START EXERCISE INPUT
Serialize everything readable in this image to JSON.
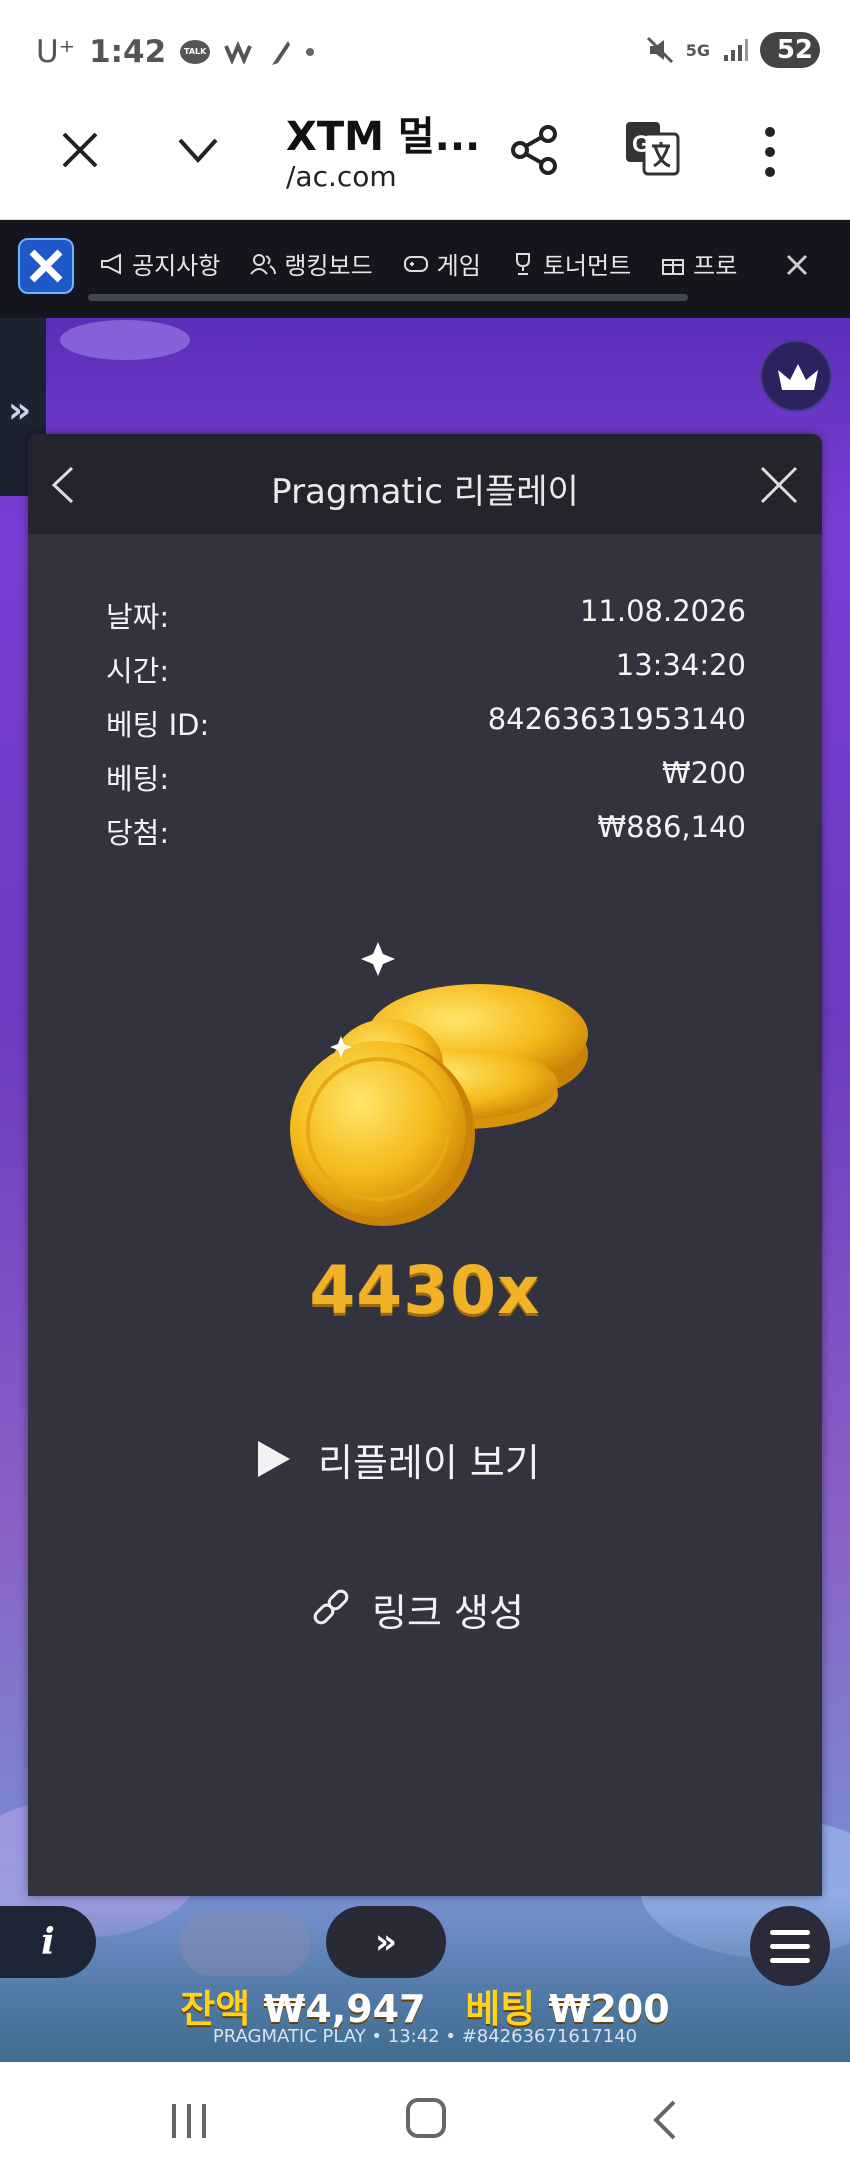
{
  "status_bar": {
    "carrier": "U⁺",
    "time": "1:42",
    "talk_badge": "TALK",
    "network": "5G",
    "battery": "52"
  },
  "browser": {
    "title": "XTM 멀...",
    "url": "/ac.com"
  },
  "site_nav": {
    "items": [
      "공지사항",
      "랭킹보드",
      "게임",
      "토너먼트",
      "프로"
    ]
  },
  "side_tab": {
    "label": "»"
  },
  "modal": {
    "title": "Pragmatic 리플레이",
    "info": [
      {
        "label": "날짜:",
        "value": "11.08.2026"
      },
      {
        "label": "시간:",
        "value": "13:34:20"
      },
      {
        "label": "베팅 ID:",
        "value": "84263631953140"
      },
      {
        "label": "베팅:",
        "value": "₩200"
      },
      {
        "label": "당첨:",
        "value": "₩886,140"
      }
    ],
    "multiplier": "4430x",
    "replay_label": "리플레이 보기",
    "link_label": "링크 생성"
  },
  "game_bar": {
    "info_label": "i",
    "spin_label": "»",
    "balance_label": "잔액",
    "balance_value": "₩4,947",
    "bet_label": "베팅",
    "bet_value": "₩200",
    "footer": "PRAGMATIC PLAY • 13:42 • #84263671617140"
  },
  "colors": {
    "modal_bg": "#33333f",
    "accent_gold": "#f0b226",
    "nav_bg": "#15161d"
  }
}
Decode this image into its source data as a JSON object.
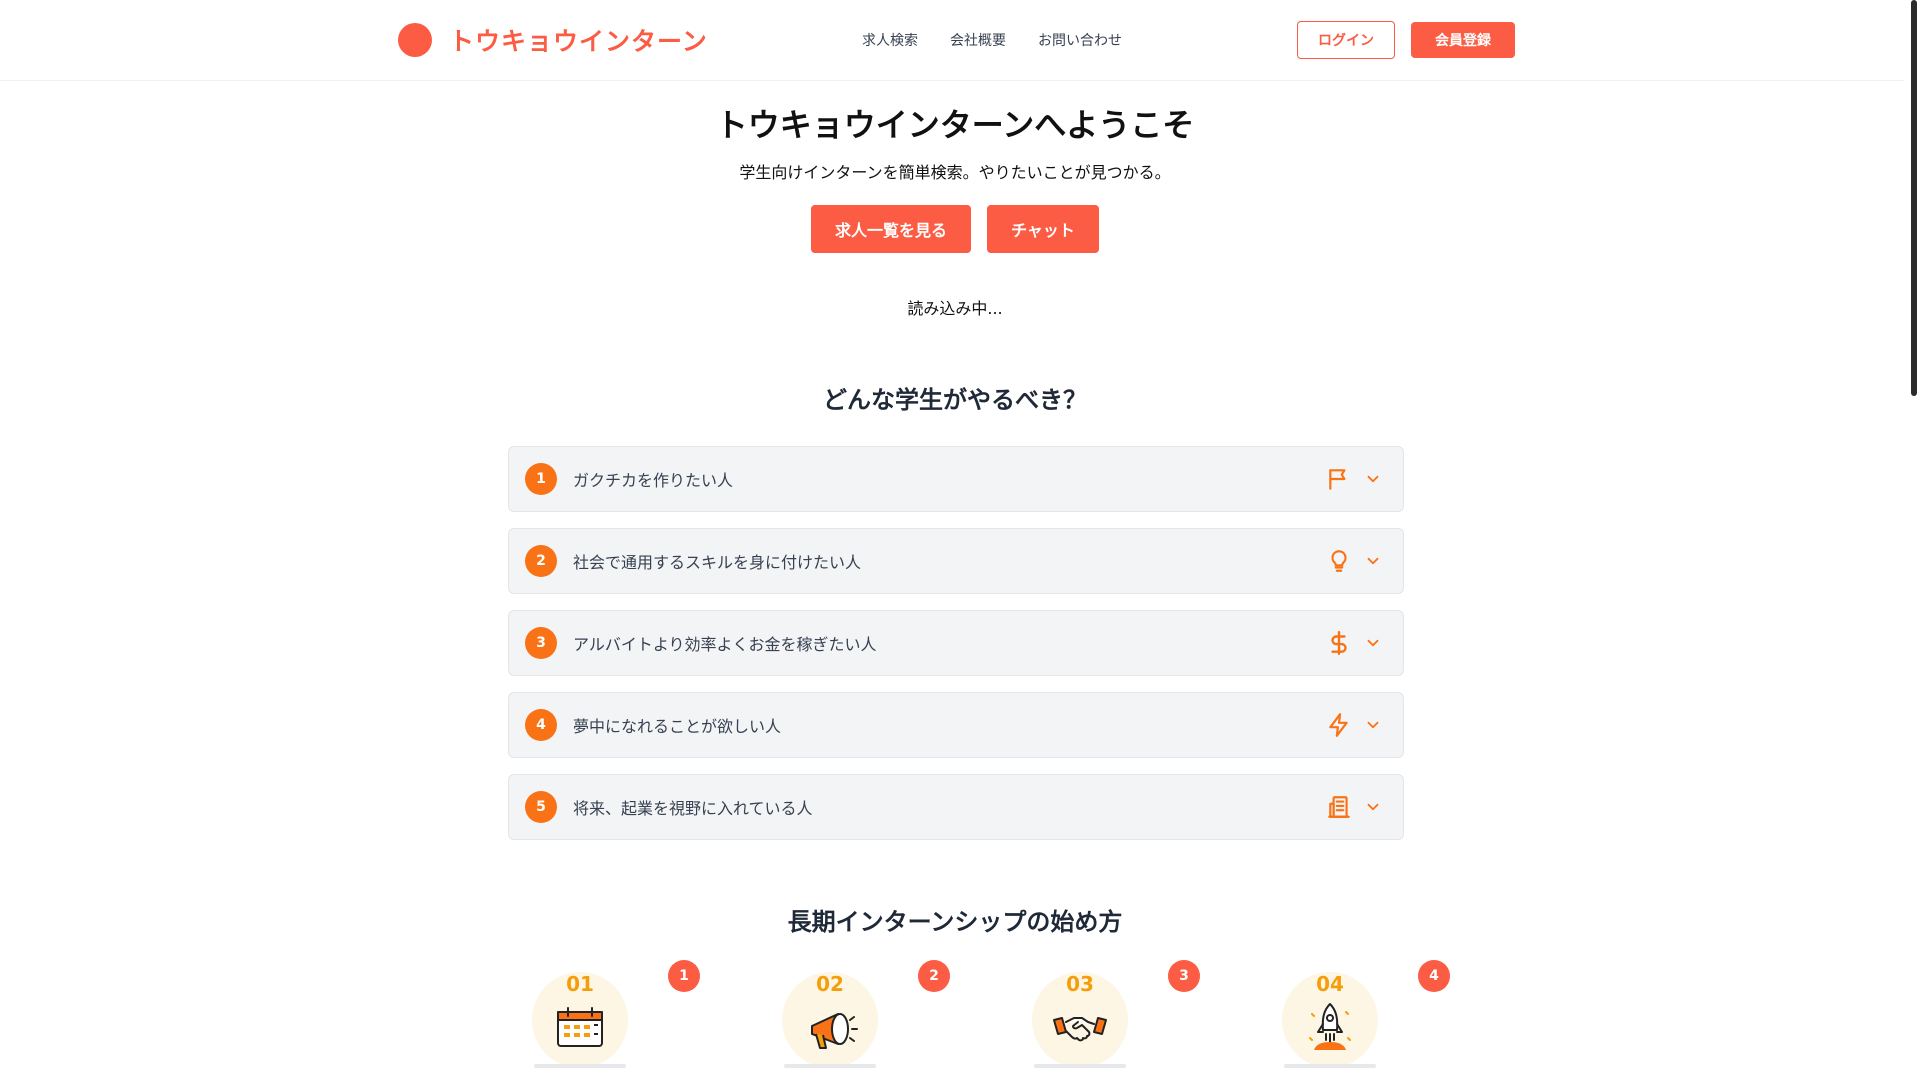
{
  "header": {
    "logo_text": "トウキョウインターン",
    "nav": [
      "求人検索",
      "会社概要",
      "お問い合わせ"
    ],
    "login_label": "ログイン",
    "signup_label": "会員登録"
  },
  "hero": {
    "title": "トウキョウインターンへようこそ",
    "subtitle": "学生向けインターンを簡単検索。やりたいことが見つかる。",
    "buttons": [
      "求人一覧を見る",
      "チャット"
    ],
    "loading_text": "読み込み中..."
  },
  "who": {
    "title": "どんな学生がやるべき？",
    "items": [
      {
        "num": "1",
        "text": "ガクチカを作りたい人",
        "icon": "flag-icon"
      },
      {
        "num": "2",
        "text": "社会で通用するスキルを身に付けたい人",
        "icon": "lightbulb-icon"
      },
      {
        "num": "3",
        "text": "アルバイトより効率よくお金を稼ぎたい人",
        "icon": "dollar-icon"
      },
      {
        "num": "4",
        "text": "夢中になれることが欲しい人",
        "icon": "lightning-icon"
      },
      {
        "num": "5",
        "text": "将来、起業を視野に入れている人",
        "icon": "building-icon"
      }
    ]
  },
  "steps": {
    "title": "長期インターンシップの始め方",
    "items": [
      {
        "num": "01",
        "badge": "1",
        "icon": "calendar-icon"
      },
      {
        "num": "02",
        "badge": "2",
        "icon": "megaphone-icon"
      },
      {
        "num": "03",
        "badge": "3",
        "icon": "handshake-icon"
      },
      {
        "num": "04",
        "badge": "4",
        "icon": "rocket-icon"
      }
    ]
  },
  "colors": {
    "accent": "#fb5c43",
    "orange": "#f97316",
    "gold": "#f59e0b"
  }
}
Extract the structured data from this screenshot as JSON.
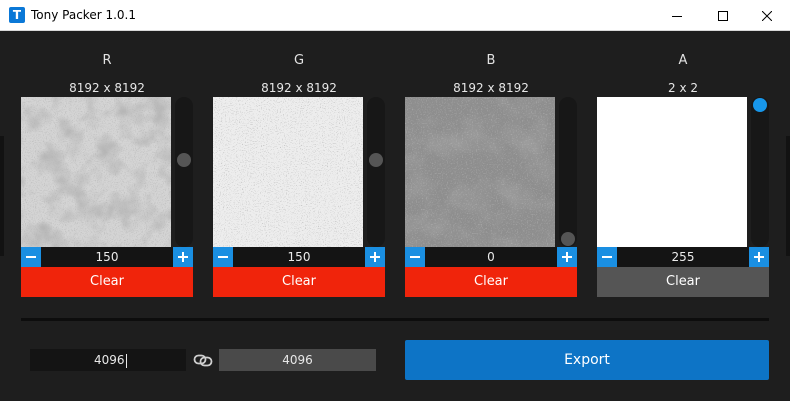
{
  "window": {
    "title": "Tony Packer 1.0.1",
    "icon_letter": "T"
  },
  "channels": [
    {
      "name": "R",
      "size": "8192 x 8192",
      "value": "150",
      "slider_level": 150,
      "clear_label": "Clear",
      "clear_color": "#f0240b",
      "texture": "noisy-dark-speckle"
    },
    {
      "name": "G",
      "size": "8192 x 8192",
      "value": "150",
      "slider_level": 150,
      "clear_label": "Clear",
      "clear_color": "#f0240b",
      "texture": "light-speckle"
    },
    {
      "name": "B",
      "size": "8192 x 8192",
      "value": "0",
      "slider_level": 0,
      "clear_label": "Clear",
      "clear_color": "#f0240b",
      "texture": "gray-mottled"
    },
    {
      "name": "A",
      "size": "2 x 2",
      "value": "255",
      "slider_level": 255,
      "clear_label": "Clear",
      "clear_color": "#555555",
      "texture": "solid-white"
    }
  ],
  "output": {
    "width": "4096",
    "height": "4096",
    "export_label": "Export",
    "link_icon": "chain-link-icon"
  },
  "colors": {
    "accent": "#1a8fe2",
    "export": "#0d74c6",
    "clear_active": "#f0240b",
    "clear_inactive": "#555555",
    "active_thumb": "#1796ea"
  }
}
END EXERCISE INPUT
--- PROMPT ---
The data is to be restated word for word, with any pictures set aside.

--- YOUR RESPONSE ---
Serialize everything readable in this image to JSON.
{
  "status_bar": {
    "carrier": "U⁺",
    "time": "1:42",
    "talk_badge": "TALK",
    "network": "5G",
    "battery": "52"
  },
  "browser": {
    "title": "XTM 멀...",
    "url": "/ac.com"
  },
  "site_nav": {
    "items": [
      "공지사항",
      "랭킹보드",
      "게임",
      "토너먼트",
      "프로"
    ]
  },
  "side_tab": {
    "label": "»"
  },
  "modal": {
    "title": "Pragmatic 리플레이",
    "info": [
      {
        "label": "날짜:",
        "value": "11.08.2026"
      },
      {
        "label": "시간:",
        "value": "13:34:20"
      },
      {
        "label": "베팅 ID:",
        "value": "84263631953140"
      },
      {
        "label": "베팅:",
        "value": "₩200"
      },
      {
        "label": "당첨:",
        "value": "₩886,140"
      }
    ],
    "multiplier": "4430x",
    "replay_label": "리플레이 보기",
    "link_label": "링크 생성"
  },
  "game_bar": {
    "info_label": "i",
    "spin_label": "»",
    "balance_label": "잔액",
    "balance_value": "₩4,947",
    "bet_label": "베팅",
    "bet_value": "₩200",
    "footer": "PRAGMATIC PLAY • 13:42 • #84263671617140"
  },
  "colors": {
    "modal_bg": "#33333f",
    "accent_gold": "#f0b226",
    "nav_bg": "#15161d"
  }
}
Decode this image into its source data as a JSON object.
{
  "header": {
    "logo_text": "トウキョウインターン",
    "nav": [
      "求人検索",
      "会社概要",
      "お問い合わせ"
    ],
    "login_label": "ログイン",
    "signup_label": "会員登録"
  },
  "hero": {
    "title": "トウキョウインターンへようこそ",
    "subtitle": "学生向けインターンを簡単検索。やりたいことが見つかる。",
    "buttons": [
      "求人一覧を見る",
      "チャット"
    ],
    "loading_text": "読み込み中..."
  },
  "who": {
    "title": "どんな学生がやるべき？",
    "items": [
      {
        "num": "1",
        "text": "ガクチカを作りたい人",
        "icon": "flag-icon"
      },
      {
        "num": "2",
        "text": "社会で通用するスキルを身に付けたい人",
        "icon": "lightbulb-icon"
      },
      {
        "num": "3",
        "text": "アルバイトより効率よくお金を稼ぎたい人",
        "icon": "dollar-icon"
      },
      {
        "num": "4",
        "text": "夢中になれることが欲しい人",
        "icon": "lightning-icon"
      },
      {
        "num": "5",
        "text": "将来、起業を視野に入れている人",
        "icon": "building-icon"
      }
    ]
  },
  "steps": {
    "title": "長期インターンシップの始め方",
    "items": [
      {
        "num": "01",
        "badge": "1",
        "icon": "calendar-icon"
      },
      {
        "num": "02",
        "badge": "2",
        "icon": "megaphone-icon"
      },
      {
        "num": "03",
        "badge": "3",
        "icon": "handshake-icon"
      },
      {
        "num": "04",
        "badge": "4",
        "icon": "rocket-icon"
      }
    ]
  },
  "colors": {
    "accent": "#fb5c43",
    "orange": "#f97316",
    "gold": "#f59e0b"
  }
}
Extract the structured data from this screenshot as JSON.
{
  "window": {
    "title": "Tony Packer 1.0.1",
    "icon_letter": "T"
  },
  "channels": [
    {
      "name": "R",
      "size": "8192 x 8192",
      "value": "150",
      "slider_level": 150,
      "clear_label": "Clear",
      "clear_color": "#f0240b",
      "texture": "noisy-dark-speckle"
    },
    {
      "name": "G",
      "size": "8192 x 8192",
      "value": "150",
      "slider_level": 150,
      "clear_label": "Clear",
      "clear_color": "#f0240b",
      "texture": "light-speckle"
    },
    {
      "name": "B",
      "size": "8192 x 8192",
      "value": "0",
      "slider_level": 0,
      "clear_label": "Clear",
      "clear_color": "#f0240b",
      "texture": "gray-mottled"
    },
    {
      "name": "A",
      "size": "2 x 2",
      "value": "255",
      "slider_level": 255,
      "clear_label": "Clear",
      "clear_color": "#555555",
      "texture": "solid-white"
    }
  ],
  "output": {
    "width": "4096",
    "height": "4096",
    "export_label": "Export",
    "link_icon": "chain-link-icon"
  },
  "colors": {
    "accent": "#1a8fe2",
    "export": "#0d74c6",
    "clear_active": "#f0240b",
    "clear_inactive": "#555555",
    "active_thumb": "#1796ea"
  }
}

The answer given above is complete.